RECORDS FOR THIS EXERCISE
========================

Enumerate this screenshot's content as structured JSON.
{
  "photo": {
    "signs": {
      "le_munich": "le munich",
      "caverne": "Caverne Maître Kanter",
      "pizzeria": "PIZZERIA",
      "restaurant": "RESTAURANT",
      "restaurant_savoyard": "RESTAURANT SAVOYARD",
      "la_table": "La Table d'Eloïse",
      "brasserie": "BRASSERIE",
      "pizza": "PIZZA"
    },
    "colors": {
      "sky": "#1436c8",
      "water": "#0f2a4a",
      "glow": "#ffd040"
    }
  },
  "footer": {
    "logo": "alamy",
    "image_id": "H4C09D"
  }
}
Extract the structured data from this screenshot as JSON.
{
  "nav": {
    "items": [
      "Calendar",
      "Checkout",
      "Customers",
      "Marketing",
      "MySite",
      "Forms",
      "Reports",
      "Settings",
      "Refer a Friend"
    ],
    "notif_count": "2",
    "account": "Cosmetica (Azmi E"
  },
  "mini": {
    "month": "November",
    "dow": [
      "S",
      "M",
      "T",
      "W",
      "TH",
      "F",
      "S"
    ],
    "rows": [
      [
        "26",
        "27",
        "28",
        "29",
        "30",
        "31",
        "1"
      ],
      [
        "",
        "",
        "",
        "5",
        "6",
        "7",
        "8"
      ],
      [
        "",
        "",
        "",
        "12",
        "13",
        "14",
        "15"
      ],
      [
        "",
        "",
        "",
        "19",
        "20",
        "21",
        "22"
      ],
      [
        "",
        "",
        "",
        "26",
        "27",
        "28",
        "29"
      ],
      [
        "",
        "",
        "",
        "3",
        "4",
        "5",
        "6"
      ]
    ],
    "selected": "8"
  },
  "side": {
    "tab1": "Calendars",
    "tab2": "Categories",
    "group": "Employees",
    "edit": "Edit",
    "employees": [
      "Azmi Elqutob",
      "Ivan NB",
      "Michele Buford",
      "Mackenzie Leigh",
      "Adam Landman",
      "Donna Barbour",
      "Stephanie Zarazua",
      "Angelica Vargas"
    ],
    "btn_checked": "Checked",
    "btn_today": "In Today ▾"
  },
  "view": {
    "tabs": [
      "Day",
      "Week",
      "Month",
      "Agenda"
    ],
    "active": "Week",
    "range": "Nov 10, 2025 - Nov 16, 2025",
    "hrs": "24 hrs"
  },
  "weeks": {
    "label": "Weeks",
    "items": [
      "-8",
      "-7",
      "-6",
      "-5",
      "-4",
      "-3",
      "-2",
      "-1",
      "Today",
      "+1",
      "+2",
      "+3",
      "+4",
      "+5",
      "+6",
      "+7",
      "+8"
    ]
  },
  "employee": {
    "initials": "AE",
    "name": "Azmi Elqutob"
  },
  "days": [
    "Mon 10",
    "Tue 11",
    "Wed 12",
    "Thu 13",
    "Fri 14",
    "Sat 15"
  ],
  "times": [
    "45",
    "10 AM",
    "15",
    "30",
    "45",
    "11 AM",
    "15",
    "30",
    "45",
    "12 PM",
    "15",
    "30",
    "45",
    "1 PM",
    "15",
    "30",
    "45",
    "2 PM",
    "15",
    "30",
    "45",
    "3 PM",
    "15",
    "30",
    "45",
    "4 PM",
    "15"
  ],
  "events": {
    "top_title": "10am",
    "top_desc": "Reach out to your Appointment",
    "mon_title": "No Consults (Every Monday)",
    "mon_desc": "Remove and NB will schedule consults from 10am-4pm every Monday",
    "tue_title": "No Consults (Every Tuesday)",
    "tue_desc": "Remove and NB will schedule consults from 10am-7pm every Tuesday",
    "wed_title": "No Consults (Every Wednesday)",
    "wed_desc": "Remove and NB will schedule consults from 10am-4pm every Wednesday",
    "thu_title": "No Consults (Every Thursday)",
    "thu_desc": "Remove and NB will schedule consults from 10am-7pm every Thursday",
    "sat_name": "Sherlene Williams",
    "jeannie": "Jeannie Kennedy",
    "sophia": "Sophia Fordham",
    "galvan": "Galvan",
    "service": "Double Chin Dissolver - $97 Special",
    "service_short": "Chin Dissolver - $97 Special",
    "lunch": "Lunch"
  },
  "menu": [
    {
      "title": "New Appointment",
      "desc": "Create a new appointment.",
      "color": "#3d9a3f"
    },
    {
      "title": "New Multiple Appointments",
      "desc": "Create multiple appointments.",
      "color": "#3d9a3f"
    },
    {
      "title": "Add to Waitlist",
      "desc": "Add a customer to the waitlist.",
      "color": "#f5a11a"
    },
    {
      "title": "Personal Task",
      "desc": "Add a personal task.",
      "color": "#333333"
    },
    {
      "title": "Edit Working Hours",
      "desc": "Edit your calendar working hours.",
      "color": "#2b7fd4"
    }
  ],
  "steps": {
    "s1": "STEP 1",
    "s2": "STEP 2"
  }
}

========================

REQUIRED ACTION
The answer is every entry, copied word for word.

ANSWER TO THE EXERCISE
Enumerate this screenshot's content as structured JSON.
{
  "photo": {
    "signs": {
      "le_munich": "le munich",
      "caverne": "Caverne Maître Kanter",
      "pizzeria": "PIZZERIA",
      "restaurant": "RESTAURANT",
      "restaurant_savoyard": "RESTAURANT SAVOYARD",
      "la_table": "La Table d'Eloïse",
      "brasserie": "BRASSERIE",
      "pizza": "PIZZA"
    },
    "colors": {
      "sky": "#1436c8",
      "water": "#0f2a4a",
      "glow": "#ffd040"
    }
  },
  "footer": {
    "logo": "alamy",
    "image_id": "H4C09D"
  }
}
Extract the structured data from this screenshot as JSON.
{
  "nav": {
    "items": [
      "Calendar",
      "Checkout",
      "Customers",
      "Marketing",
      "MySite",
      "Forms",
      "Reports",
      "Settings",
      "Refer a Friend"
    ],
    "notif_count": "2",
    "account": "Cosmetica (Azmi E"
  },
  "mini": {
    "month": "November",
    "dow": [
      "S",
      "M",
      "T",
      "W",
      "TH",
      "F",
      "S"
    ],
    "rows": [
      [
        "26",
        "27",
        "28",
        "29",
        "30",
        "31",
        "1"
      ],
      [
        "",
        "",
        "",
        "5",
        "6",
        "7",
        "8"
      ],
      [
        "",
        "",
        "",
        "12",
        "13",
        "14",
        "15"
      ],
      [
        "",
        "",
        "",
        "19",
        "20",
        "21",
        "22"
      ],
      [
        "",
        "",
        "",
        "26",
        "27",
        "28",
        "29"
      ],
      [
        "",
        "",
        "",
        "3",
        "4",
        "5",
        "6"
      ]
    ],
    "selected": "8"
  },
  "side": {
    "tab1": "Calendars",
    "tab2": "Categories",
    "group": "Employees",
    "edit": "Edit",
    "employees": [
      "Azmi Elqutob",
      "Ivan NB",
      "Michele Buford",
      "Mackenzie Leigh",
      "Adam Landman",
      "Donna Barbour",
      "Stephanie Zarazua",
      "Angelica Vargas"
    ],
    "btn_checked": "Checked",
    "btn_today": "In Today ▾"
  },
  "view": {
    "tabs": [
      "Day",
      "Week",
      "Month",
      "Agenda"
    ],
    "active": "Week",
    "range": "Nov 10, 2025 - Nov 16, 2025",
    "hrs": "24 hrs"
  },
  "weeks": {
    "label": "Weeks",
    "items": [
      "-8",
      "-7",
      "-6",
      "-5",
      "-4",
      "-3",
      "-2",
      "-1",
      "Today",
      "+1",
      "+2",
      "+3",
      "+4",
      "+5",
      "+6",
      "+7",
      "+8"
    ]
  },
  "employee": {
    "initials": "AE",
    "name": "Azmi Elqutob"
  },
  "days": [
    "Mon 10",
    "Tue 11",
    "Wed 12",
    "Thu 13",
    "Fri 14",
    "Sat 15"
  ],
  "times": [
    "45",
    "10 AM",
    "15",
    "30",
    "45",
    "11 AM",
    "15",
    "30",
    "45",
    "12 PM",
    "15",
    "30",
    "45",
    "1 PM",
    "15",
    "30",
    "45",
    "2 PM",
    "15",
    "30",
    "45",
    "3 PM",
    "15",
    "30",
    "45",
    "4 PM",
    "15"
  ],
  "events": {
    "top_title": "10am",
    "top_desc": "Reach out to your Appointment",
    "mon_title": "No Consults (Every Monday)",
    "mon_desc": "Remove and NB will schedule consults from 10am-4pm every Monday",
    "tue_title": "No Consults (Every Tuesday)",
    "tue_desc": "Remove and NB will schedule consults from 10am-7pm every Tuesday",
    "wed_title": "No Consults (Every Wednesday)",
    "wed_desc": "Remove and NB will schedule consults from 10am-4pm every Wednesday",
    "thu_title": "No Consults (Every Thursday)",
    "thu_desc": "Remove and NB will schedule consults from 10am-7pm every Thursday",
    "sat_name": "Sherlene Williams",
    "jeannie": "Jeannie Kennedy",
    "sophia": "Sophia Fordham",
    "galvan": "Galvan",
    "service": "Double Chin Dissolver - $97 Special",
    "service_short": "Chin Dissolver - $97 Special",
    "lunch": "Lunch"
  },
  "menu": [
    {
      "title": "New Appointment",
      "desc": "Create a new appointment.",
      "color": "#3d9a3f"
    },
    {
      "title": "New Multiple Appointments",
      "desc": "Create multiple appointments.",
      "color": "#3d9a3f"
    },
    {
      "title": "Add to Waitlist",
      "desc": "Add a customer to the waitlist.",
      "color": "#f5a11a"
    },
    {
      "title": "Personal Task",
      "desc": "Add a personal task.",
      "color": "#333333"
    },
    {
      "title": "Edit Working Hours",
      "desc": "Edit your calendar working hours.",
      "color": "#2b7fd4"
    }
  ],
  "steps": {
    "s1": "STEP 1",
    "s2": "STEP 2"
  }
}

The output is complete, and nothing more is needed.